| Work order |
Leave every picture out and return the rest of the listing verbatim.

········

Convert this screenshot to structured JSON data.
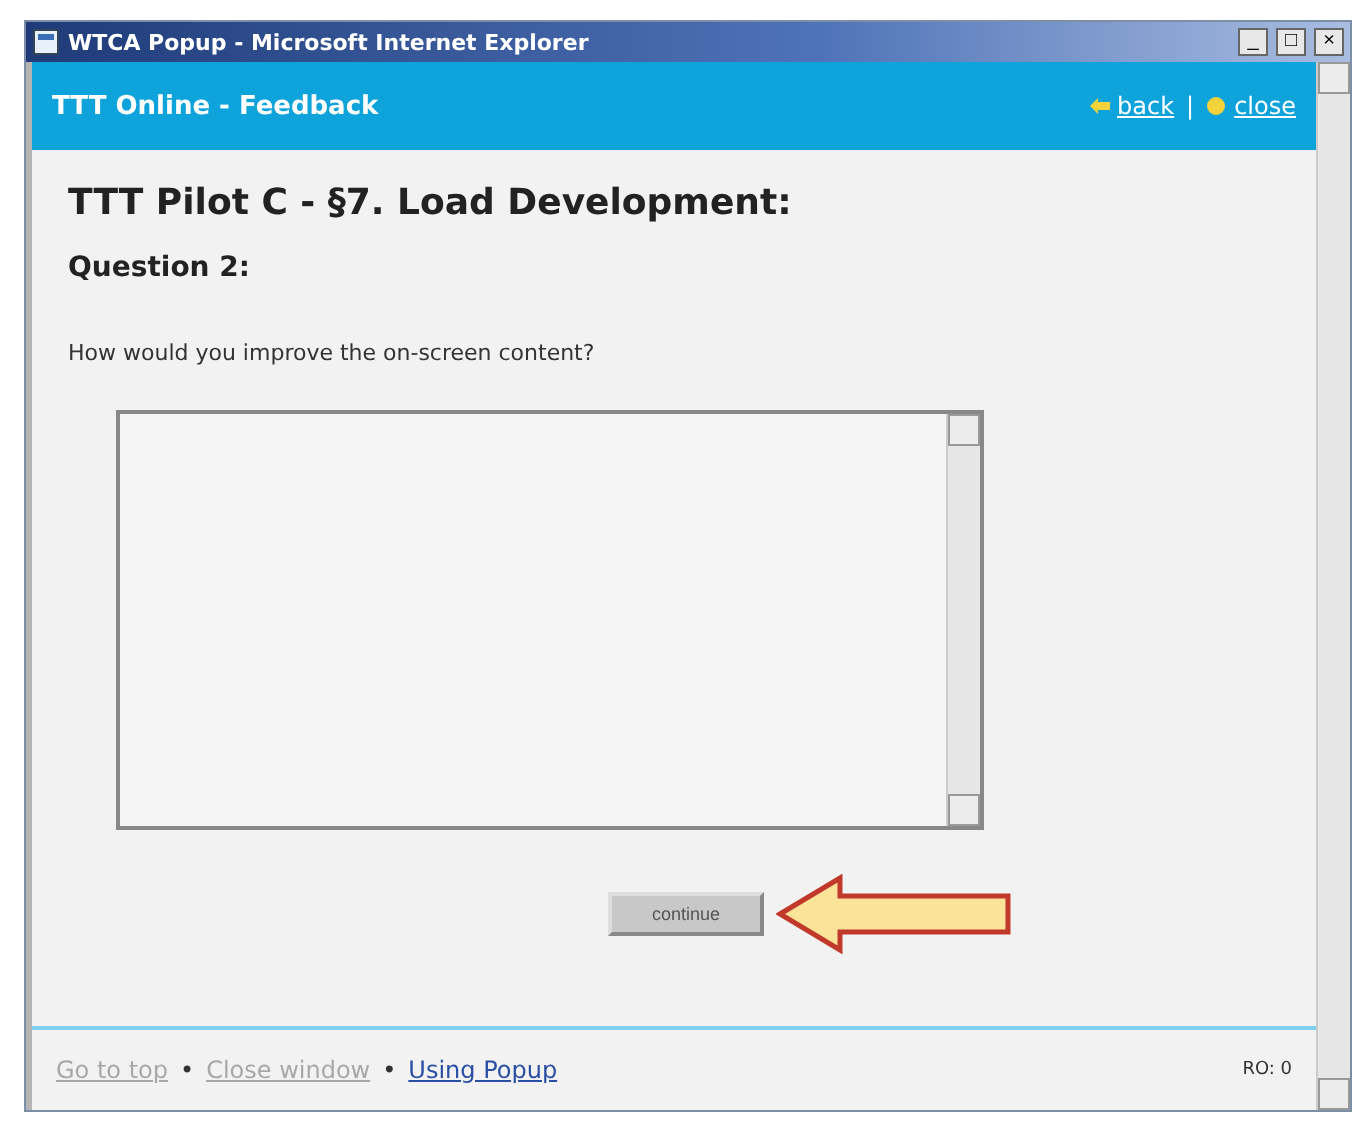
{
  "window": {
    "title": "WTCA Popup - Microsoft Internet Explorer",
    "controls": [
      "_",
      "□",
      "×"
    ]
  },
  "header": {
    "title": "TTT Online - Feedback",
    "links": [
      {
        "label": "back",
        "kind": "arrow"
      },
      {
        "label": "close",
        "kind": "dot"
      }
    ],
    "separator": "|"
  },
  "heading": "TTT Pilot C - §7. Load Development:",
  "question": "Question 2:",
  "prompt": "How would you improve the on-screen content?",
  "button": "continue",
  "footer": {
    "links": [
      {
        "label": "Go to top",
        "visited": true
      },
      {
        "label": "Close window",
        "visited": true
      },
      {
        "label": "Using Popup",
        "visited": false
      }
    ],
    "separator": "•",
    "code": "RO: 0"
  }
}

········

| Response for this exercise |
Convert this screenshot to structured JSON data.
{
  "window": {
    "title": "WTCA Popup - Microsoft Internet Explorer",
    "controls": [
      "_",
      "□",
      "×"
    ]
  },
  "header": {
    "title": "TTT Online - Feedback",
    "links": [
      {
        "label": "back",
        "kind": "arrow"
      },
      {
        "label": "close",
        "kind": "dot"
      }
    ],
    "separator": "|"
  },
  "heading": "TTT Pilot C - §7. Load Development:",
  "question": "Question 2:",
  "prompt": "How would you improve the on-screen content?",
  "button": "continue",
  "footer": {
    "links": [
      {
        "label": "Go to top",
        "visited": true
      },
      {
        "label": "Close window",
        "visited": true
      },
      {
        "label": "Using Popup",
        "visited": false
      }
    ],
    "separator": "•",
    "code": "RO: 0"
  }
}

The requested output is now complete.